Assigned task: Please report each line of the data below that contains "this".

___ Data under study

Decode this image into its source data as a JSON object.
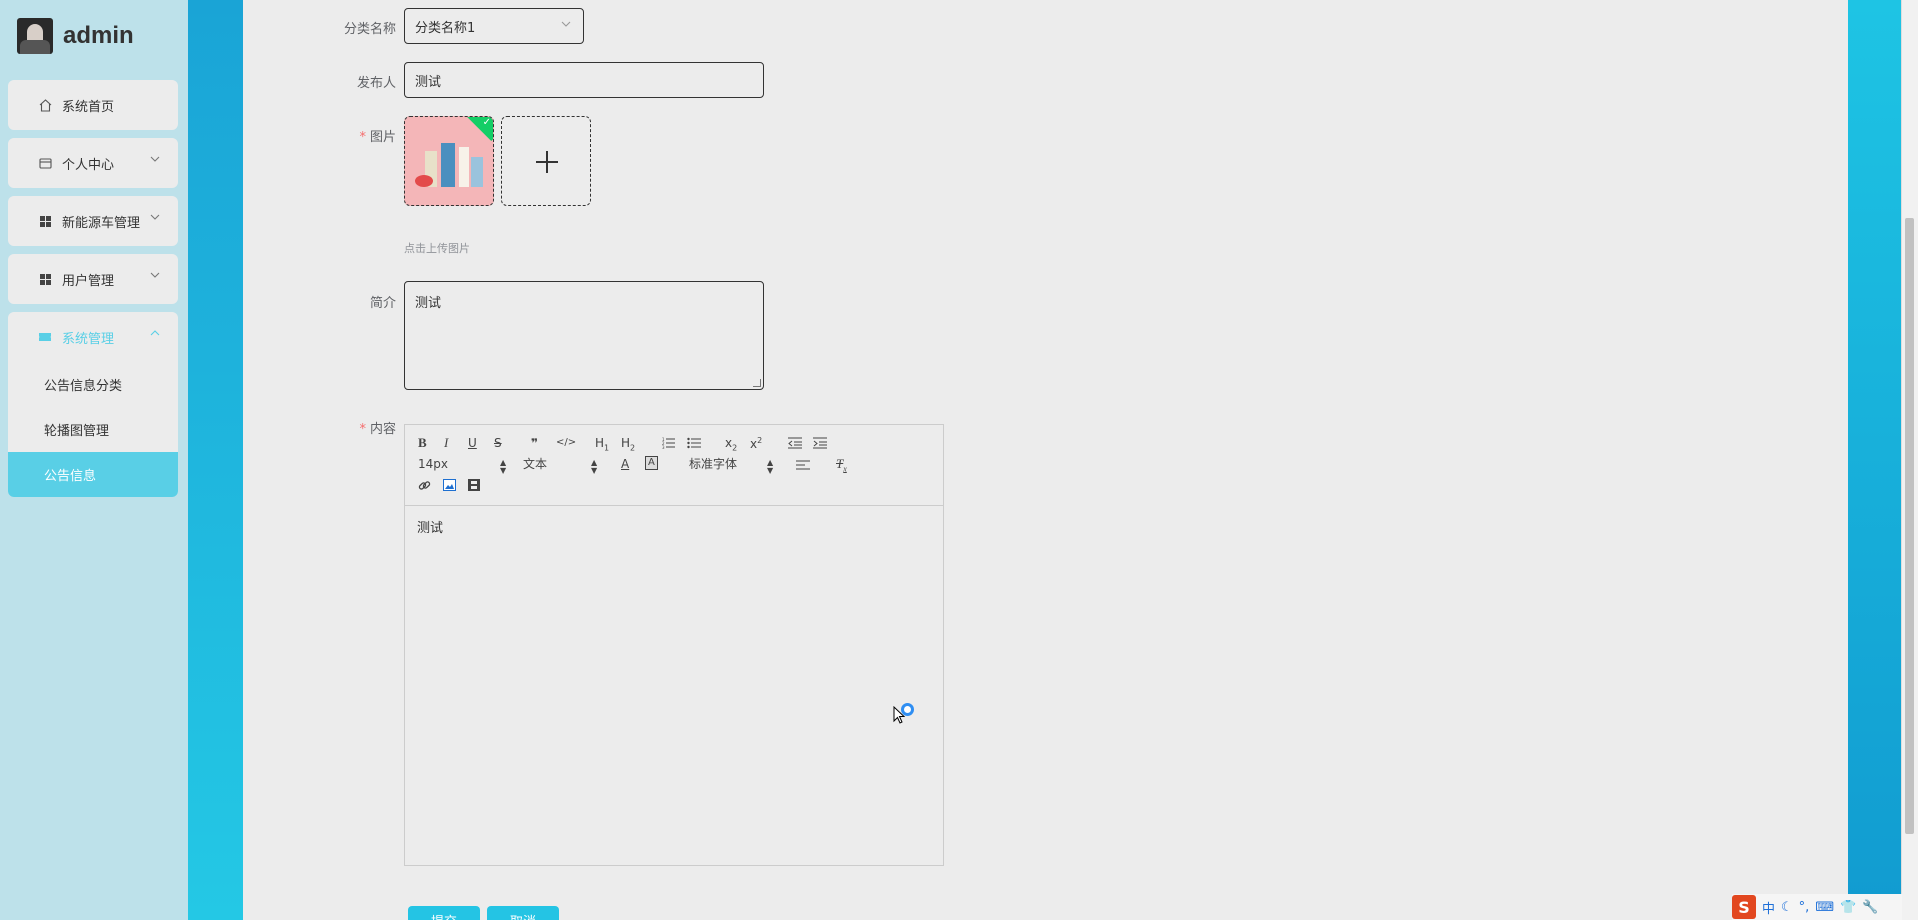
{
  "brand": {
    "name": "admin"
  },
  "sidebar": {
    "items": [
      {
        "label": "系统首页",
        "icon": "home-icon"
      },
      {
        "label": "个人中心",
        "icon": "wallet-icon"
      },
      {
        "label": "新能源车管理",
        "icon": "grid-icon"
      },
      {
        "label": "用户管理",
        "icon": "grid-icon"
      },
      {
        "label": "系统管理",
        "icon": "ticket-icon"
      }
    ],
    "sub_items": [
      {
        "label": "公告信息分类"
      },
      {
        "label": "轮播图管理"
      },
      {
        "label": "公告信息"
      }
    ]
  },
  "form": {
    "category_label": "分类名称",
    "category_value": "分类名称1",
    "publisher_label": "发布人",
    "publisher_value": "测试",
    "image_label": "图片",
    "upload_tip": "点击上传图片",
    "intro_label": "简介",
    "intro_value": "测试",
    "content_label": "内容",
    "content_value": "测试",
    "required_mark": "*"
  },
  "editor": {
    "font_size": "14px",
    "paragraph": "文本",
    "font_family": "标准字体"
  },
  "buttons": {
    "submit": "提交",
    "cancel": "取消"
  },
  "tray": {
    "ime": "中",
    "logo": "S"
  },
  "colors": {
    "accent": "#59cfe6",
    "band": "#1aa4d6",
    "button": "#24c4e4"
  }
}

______
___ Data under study

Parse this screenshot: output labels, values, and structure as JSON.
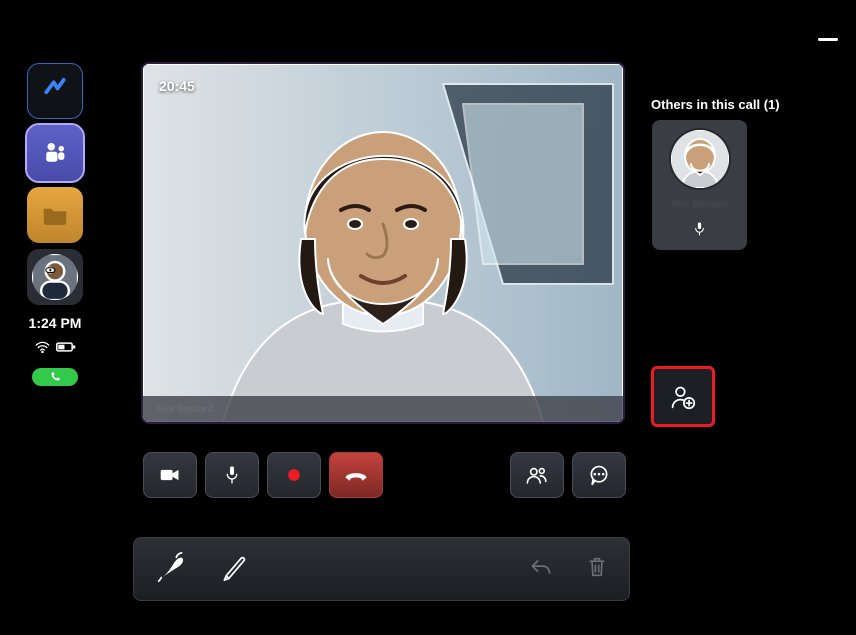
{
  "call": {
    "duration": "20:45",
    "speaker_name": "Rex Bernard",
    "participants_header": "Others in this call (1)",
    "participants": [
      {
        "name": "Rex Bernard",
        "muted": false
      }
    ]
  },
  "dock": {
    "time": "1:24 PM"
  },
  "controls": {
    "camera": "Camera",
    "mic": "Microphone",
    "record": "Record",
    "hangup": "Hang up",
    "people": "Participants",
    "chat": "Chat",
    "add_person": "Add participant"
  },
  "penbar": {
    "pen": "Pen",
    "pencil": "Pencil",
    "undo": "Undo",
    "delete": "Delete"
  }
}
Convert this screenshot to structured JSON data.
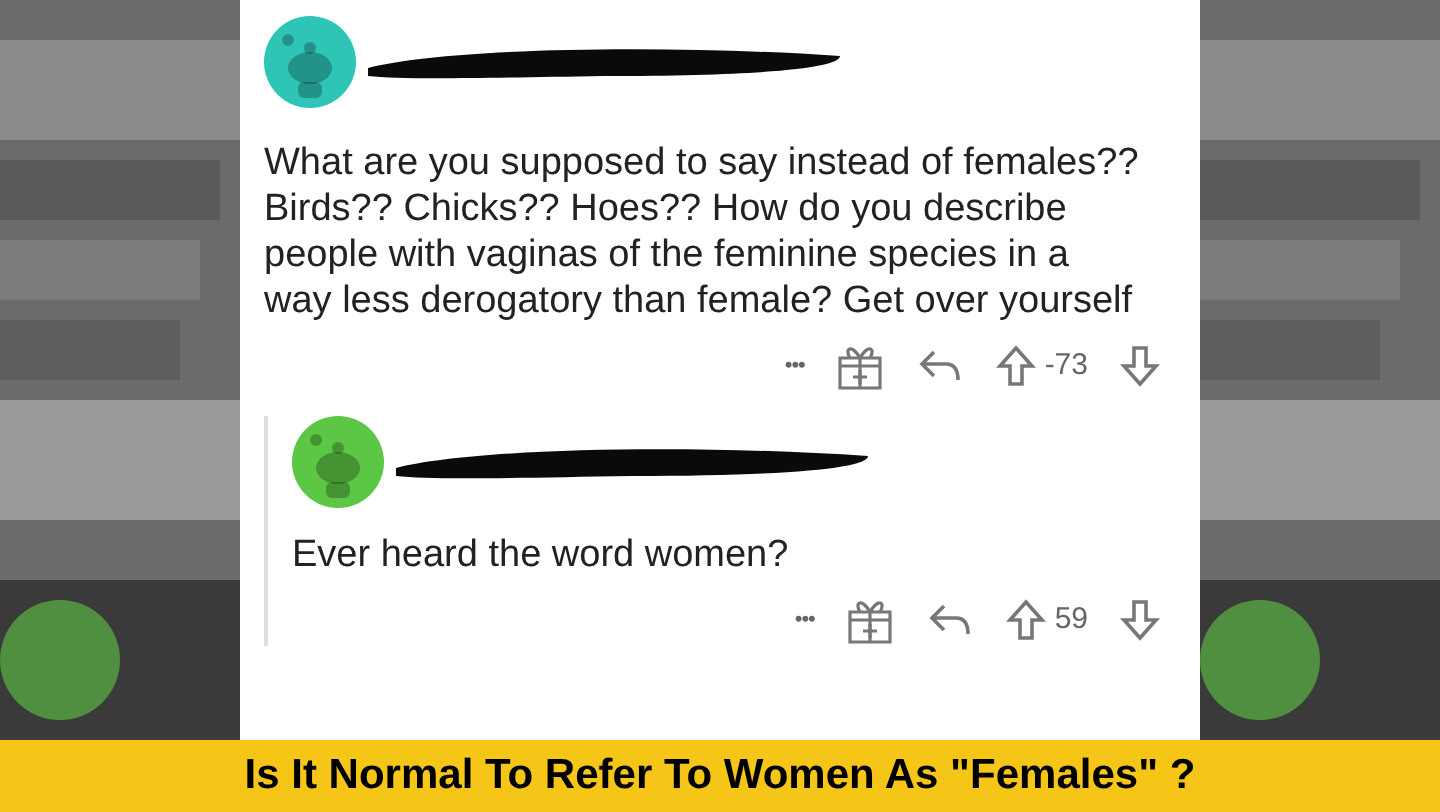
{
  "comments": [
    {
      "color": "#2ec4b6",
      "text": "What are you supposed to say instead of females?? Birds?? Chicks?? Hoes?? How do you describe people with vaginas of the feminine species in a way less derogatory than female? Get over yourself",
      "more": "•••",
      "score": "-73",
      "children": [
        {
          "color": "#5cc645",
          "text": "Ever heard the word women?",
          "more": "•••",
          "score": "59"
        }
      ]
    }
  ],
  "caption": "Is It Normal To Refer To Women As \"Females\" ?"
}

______

Written solution:
Decode this image into its source data as a JSON object.
Parse this screenshot: output labels, values, and structure as JSON.
    "participants_header": "Others in this call (1)",
Convert this screenshot to structured JSON data.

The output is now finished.